Dataset rows for apps and sites:
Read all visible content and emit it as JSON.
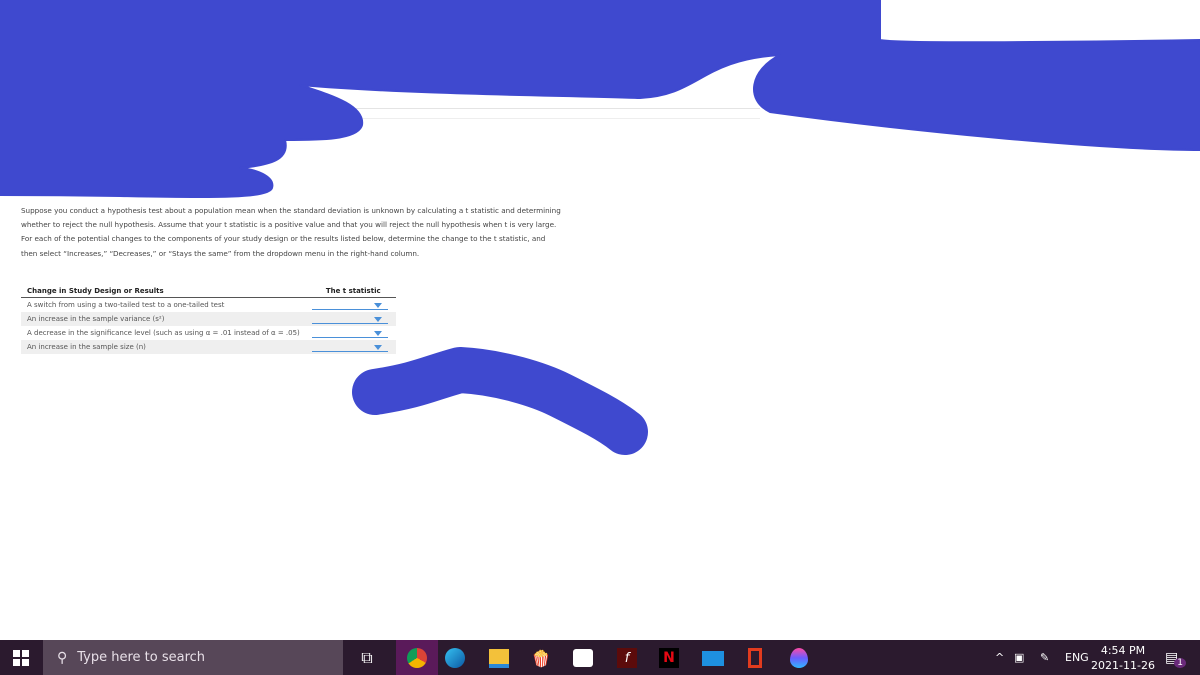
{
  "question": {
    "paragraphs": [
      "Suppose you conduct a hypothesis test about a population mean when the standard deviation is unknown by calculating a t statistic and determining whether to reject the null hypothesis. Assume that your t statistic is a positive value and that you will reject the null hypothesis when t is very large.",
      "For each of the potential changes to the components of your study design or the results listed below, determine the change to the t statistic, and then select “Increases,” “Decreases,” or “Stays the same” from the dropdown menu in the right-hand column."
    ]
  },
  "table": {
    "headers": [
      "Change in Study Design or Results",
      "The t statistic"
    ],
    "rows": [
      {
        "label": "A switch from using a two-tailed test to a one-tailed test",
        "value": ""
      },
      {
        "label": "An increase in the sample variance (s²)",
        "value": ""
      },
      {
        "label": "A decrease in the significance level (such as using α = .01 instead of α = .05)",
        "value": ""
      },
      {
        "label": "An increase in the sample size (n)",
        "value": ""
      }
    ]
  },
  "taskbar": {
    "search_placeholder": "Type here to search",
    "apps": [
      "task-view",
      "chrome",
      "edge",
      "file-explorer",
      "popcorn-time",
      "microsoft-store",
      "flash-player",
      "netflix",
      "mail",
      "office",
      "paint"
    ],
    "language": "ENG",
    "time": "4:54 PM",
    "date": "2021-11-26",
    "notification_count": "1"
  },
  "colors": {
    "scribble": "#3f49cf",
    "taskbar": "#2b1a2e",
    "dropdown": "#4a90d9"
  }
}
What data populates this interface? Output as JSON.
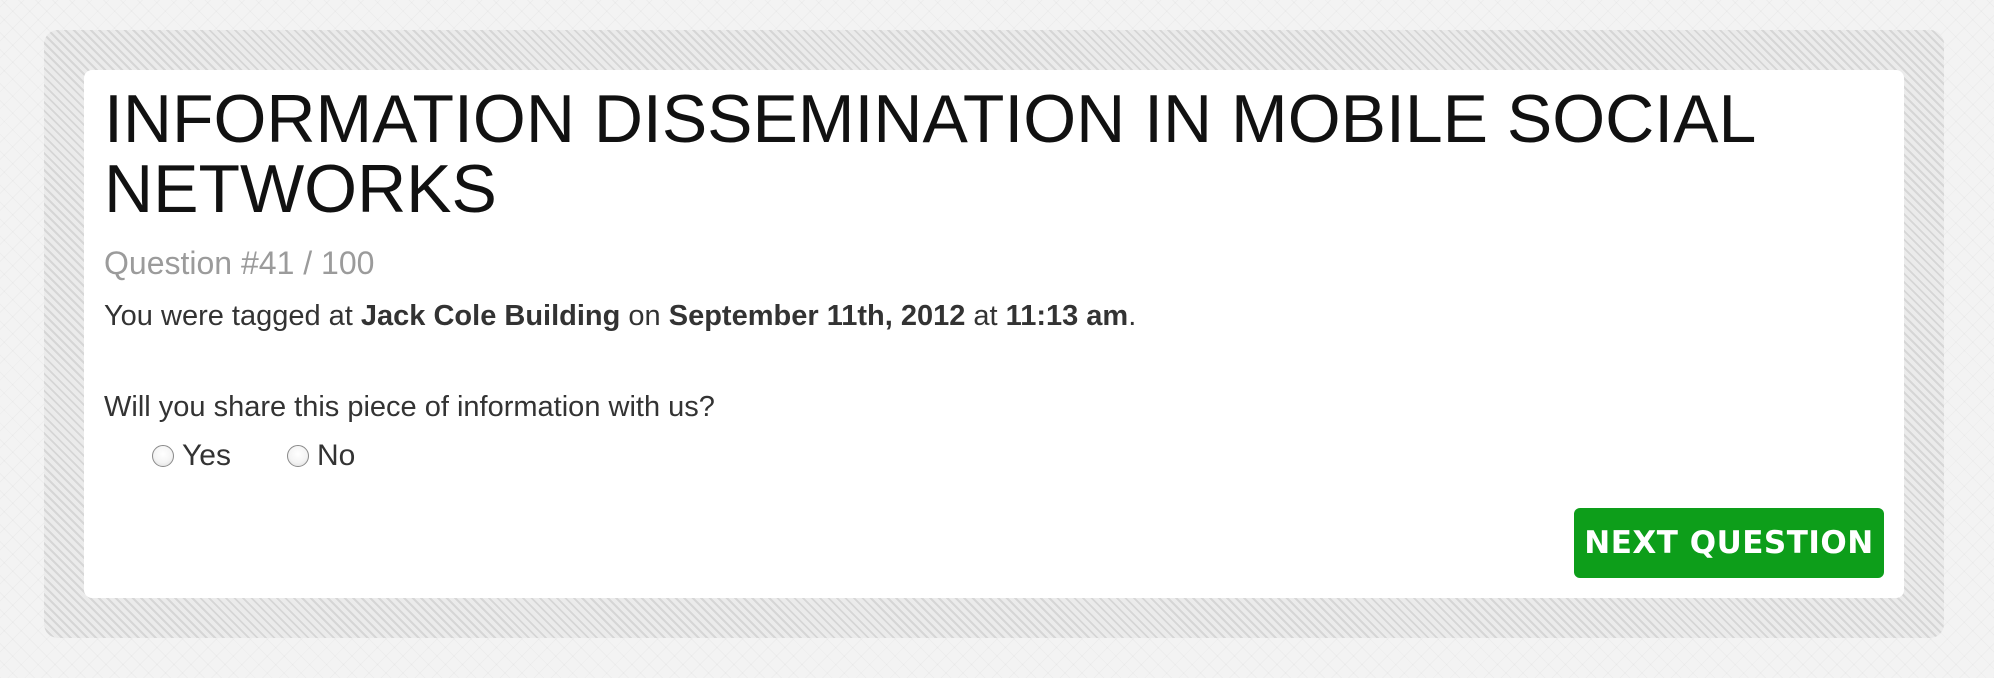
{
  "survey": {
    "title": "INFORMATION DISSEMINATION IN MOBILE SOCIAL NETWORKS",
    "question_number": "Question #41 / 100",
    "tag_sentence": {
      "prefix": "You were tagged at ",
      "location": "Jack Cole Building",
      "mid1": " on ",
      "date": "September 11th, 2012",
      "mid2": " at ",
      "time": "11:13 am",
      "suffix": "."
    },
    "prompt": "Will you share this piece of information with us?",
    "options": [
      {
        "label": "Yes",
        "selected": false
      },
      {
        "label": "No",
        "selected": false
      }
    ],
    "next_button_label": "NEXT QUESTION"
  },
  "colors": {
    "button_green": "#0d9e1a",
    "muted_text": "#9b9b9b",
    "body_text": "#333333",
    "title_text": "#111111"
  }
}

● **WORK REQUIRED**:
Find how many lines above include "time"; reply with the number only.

● **REPLY TO THE TASK**:
3